I made the mistake of mentioning that I was getting old.
My older son shouted out a bit of Bible trivia: “Methuselah was the oldest guy in the Bible! He was 969 years old!” His younger brother was impressed.
His sister wasn’t. Instead she asked, “Who’s the oldest woman in the Bible?”
Hmmm. I was tempted but managed to dismiss in my mind the joke response, “Mrs. Thuselah.”
I had never thought of that question before and I wanted to think for a moment, but she asked more insistently, “Daddy, who’s the oldest woman in the Bible?”
Uh… Well, the Bible doesn’t say, but I’m going to guess that it was… uh… maybe… Eve?
Unconvinced (as she should be!), she asked, “How come the Bible only talks about men and not women?”
My son answered before I could respond, “Because men are more important than women.” Then seeing my unhappy stare, he quickly added, “Just kidding.”
I was about to explain the nature of patriarchy in Biblical times, but instead, I simply offered, “That’s not true. Lydia is in the Bible.”
In my writing and speaking, I have tried to do my best to use inclusive language and even to mix which name goes first. During weddings, for example, I will alternate the use of “Laura and Bob” with “Bob and Laura.” It’s a small gesture, but one that I hope engenders a sense of mutuality and partnership.
But there are still some conventions that I (and those who are getting married) can’t quite seem to get over. The bride is “given away,” but never the groom; the vows of the bride always follow those given by the groom; and I still say, “You may now kiss the bride,” rather than “You may now kiss the groom.” I think in future weddings I officiate, I will say, “You may now kiss each other as wife and husband” or, “You may now kiss each other as husband and wife.” I guess I’ll have to alternate that as well!

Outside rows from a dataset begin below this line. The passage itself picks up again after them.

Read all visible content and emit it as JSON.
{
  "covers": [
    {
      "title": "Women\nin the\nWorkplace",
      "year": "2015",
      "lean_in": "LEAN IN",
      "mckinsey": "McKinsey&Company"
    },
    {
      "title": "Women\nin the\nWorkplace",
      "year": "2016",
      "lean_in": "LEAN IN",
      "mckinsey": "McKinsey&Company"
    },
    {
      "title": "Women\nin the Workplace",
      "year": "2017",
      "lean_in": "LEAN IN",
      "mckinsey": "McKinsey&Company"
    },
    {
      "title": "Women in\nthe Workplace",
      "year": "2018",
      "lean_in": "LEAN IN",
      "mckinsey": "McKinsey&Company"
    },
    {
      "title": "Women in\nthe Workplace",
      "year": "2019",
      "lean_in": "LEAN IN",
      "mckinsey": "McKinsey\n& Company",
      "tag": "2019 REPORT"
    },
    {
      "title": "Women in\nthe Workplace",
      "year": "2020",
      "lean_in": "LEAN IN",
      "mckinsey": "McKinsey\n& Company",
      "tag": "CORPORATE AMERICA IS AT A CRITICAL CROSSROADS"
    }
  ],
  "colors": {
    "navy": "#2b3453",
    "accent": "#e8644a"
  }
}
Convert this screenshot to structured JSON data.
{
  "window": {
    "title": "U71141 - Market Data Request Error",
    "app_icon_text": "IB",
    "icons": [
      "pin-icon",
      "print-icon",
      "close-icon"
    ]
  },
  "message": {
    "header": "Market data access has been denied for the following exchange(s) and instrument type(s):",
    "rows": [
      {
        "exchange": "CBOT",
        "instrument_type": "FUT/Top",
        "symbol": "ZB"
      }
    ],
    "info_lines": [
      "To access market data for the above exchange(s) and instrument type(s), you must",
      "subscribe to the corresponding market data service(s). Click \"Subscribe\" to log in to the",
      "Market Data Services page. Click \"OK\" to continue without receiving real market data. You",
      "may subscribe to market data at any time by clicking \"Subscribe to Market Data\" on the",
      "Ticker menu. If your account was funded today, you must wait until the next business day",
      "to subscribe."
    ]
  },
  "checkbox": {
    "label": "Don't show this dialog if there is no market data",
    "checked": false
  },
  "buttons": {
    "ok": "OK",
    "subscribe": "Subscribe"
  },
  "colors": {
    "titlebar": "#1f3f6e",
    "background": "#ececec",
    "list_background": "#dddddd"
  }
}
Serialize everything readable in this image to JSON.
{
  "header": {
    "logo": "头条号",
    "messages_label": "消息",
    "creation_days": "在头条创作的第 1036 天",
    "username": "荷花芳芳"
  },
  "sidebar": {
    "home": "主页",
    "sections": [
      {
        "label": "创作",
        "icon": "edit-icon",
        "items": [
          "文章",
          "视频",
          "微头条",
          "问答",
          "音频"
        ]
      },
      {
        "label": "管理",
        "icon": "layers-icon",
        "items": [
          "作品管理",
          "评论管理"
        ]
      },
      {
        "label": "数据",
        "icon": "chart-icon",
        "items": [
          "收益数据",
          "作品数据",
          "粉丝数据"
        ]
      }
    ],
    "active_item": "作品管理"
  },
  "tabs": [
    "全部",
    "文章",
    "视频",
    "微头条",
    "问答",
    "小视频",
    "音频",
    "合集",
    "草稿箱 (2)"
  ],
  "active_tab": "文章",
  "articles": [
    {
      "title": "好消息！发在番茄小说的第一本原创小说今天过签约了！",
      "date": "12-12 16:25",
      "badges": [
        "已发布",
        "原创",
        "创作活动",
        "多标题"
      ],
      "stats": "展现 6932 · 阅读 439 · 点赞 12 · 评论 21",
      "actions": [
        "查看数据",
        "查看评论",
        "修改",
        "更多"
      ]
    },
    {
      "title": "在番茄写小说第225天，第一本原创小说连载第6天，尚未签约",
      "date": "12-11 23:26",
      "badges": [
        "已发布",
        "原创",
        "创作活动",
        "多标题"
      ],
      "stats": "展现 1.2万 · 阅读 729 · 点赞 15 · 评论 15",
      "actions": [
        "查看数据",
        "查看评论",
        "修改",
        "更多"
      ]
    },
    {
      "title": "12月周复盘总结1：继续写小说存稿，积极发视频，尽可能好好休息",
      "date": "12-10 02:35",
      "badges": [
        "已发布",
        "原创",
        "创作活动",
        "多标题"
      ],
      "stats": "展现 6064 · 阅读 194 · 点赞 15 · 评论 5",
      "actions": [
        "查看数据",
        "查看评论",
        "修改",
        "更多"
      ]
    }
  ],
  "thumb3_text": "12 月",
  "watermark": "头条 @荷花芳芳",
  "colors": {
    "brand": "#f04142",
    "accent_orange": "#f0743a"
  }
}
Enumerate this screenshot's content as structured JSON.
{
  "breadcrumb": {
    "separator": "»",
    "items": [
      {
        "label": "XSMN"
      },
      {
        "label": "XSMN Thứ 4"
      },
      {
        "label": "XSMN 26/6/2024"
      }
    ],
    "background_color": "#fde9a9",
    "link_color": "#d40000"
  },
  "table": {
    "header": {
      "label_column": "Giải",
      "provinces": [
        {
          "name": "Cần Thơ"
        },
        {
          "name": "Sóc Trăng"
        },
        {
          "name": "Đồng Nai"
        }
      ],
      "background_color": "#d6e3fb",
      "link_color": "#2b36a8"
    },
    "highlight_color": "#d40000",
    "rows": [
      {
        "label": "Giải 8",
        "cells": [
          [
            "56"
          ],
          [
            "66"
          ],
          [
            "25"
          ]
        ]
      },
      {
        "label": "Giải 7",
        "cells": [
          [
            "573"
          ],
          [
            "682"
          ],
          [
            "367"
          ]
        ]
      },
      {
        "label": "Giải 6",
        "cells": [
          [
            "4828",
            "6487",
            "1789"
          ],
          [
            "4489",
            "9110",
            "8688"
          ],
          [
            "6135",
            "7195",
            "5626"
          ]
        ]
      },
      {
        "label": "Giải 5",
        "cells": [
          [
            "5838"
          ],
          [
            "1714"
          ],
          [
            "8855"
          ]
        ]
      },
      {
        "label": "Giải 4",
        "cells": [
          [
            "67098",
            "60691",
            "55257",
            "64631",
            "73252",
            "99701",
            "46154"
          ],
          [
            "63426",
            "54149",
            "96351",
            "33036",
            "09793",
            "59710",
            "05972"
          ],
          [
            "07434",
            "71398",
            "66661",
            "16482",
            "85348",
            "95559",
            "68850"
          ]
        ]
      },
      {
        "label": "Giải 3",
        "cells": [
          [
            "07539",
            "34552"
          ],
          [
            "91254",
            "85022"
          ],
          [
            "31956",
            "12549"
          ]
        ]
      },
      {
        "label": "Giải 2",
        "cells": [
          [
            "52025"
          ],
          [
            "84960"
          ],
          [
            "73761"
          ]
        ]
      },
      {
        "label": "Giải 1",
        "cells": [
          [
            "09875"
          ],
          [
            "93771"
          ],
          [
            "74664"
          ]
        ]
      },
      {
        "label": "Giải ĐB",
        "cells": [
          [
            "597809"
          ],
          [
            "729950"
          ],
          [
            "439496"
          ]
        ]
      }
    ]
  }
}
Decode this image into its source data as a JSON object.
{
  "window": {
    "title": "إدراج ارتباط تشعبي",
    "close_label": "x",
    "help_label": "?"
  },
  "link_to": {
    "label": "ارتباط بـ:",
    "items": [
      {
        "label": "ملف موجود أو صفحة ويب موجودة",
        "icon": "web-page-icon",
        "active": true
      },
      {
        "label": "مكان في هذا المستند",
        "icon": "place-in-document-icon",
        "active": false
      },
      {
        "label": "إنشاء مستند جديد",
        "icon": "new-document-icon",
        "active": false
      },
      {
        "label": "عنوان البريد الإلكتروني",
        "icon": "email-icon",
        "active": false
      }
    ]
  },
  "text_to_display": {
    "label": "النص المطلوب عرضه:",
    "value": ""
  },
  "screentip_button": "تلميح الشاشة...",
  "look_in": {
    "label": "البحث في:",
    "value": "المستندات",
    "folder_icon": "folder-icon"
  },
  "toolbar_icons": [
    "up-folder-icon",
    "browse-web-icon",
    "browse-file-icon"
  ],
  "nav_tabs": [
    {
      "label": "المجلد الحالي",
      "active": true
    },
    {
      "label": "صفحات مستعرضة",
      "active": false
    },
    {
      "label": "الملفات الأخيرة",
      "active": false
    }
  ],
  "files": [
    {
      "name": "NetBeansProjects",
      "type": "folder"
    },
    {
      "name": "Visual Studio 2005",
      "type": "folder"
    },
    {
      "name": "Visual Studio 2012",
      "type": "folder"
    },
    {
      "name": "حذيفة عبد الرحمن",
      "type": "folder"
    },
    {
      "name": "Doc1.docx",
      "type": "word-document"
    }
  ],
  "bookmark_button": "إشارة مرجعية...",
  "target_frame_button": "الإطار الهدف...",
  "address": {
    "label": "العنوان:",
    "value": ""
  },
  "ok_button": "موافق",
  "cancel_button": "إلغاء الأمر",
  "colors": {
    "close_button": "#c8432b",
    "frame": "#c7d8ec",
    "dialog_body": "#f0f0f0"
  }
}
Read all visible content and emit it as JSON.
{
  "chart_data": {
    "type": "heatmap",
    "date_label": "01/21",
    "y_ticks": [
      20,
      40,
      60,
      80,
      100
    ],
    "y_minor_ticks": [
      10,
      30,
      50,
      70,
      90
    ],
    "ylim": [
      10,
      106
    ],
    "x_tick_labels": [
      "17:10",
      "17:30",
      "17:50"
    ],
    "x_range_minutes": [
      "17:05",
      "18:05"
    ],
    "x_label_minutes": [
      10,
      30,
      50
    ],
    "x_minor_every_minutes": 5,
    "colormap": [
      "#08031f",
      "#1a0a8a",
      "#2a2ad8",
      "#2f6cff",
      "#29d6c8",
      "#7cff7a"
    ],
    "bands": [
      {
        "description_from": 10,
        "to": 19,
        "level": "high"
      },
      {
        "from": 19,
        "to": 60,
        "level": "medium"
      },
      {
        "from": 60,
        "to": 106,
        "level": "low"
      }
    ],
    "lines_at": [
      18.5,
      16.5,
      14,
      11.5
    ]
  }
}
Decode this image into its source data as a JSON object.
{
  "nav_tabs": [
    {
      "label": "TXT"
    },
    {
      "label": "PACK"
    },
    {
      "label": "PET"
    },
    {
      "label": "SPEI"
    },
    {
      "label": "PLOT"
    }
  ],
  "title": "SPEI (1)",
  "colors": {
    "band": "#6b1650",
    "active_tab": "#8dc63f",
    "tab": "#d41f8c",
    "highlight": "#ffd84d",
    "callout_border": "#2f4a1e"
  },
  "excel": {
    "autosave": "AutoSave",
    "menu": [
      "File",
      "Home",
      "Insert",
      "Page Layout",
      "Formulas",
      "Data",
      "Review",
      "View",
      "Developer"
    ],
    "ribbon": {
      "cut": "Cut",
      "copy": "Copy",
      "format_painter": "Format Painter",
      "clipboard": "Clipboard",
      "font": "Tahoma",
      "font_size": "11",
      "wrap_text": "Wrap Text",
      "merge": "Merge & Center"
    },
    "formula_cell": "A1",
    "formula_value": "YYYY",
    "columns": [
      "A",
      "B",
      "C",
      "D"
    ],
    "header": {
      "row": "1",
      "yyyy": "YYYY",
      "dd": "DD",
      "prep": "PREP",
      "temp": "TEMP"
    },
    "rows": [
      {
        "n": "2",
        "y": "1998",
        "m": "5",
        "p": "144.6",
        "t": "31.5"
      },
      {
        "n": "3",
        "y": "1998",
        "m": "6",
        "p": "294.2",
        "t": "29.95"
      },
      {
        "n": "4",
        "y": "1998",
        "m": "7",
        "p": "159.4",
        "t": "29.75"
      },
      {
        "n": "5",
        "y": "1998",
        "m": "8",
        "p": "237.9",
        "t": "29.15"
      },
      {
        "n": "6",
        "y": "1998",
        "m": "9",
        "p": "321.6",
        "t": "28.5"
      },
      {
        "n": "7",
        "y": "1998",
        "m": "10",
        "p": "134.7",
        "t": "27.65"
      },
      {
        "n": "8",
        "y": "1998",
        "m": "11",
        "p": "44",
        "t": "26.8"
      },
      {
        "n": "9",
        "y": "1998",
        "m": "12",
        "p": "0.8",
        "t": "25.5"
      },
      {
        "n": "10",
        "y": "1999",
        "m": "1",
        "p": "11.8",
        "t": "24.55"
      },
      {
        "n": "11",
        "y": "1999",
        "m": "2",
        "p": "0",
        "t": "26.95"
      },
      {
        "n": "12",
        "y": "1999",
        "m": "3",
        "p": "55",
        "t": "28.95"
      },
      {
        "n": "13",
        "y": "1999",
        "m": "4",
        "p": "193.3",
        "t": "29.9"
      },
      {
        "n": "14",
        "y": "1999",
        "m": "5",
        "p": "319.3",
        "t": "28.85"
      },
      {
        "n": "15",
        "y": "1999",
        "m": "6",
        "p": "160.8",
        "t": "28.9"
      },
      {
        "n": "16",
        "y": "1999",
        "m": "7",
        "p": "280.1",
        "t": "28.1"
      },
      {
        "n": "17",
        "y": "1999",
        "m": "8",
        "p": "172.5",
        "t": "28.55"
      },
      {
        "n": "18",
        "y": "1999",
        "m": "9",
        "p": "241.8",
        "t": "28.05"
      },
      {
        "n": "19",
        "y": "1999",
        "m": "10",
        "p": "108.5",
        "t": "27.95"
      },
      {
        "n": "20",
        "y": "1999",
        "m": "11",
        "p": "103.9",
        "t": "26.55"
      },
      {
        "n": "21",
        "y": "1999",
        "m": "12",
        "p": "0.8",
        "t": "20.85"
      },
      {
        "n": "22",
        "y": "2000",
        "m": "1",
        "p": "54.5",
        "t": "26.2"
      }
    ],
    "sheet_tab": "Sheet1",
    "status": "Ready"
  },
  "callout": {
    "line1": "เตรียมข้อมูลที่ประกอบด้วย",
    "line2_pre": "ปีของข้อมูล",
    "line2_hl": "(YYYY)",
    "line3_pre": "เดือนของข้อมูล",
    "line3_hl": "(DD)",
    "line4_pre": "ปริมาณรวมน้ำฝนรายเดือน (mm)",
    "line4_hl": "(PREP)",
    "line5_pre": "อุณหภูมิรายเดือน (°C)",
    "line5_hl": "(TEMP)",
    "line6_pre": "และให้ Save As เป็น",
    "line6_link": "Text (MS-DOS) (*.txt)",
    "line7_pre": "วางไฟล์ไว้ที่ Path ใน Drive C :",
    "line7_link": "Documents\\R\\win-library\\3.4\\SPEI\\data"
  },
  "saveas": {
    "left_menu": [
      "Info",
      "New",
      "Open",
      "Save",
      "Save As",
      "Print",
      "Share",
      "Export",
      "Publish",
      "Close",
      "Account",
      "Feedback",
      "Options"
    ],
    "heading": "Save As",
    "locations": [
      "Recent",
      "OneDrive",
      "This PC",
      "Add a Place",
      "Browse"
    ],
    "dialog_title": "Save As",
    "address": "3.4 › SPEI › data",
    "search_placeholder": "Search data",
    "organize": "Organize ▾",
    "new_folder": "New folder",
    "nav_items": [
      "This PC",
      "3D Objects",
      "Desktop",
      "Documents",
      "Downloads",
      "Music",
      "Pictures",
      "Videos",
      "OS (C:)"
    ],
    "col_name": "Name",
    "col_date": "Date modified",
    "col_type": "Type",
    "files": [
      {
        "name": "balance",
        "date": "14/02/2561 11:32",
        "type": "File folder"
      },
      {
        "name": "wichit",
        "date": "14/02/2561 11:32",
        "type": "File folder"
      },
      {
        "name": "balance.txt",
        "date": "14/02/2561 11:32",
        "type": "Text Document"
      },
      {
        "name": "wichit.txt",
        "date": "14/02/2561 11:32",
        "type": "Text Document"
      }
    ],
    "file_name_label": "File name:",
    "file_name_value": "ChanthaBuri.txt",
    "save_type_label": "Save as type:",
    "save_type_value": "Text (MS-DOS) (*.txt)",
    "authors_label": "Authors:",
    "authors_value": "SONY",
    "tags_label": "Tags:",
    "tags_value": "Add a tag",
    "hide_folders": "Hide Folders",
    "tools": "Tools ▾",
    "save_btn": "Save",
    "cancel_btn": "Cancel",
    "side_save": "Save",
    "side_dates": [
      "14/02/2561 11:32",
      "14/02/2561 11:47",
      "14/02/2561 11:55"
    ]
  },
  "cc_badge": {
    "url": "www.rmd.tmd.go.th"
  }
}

“Daddy, who is the oldest woman in the Bible?”
I don’t know. But I wish I did.
Then, remembering and switching topics as quickly as only children can, she let me off the hook. “Daddy, you’re not old. You’ll always be young to me.”
So who is the oldest woman in the Bible? It doesn’t say, but we can reasonably assume that the unnamed wives of the earliest men lived similarly long. (So perhaps Mrs. Methuselah isn't such a bad answer.) What we do know is that the oldest recorded age for a woman is Sarah who died at the age of 127.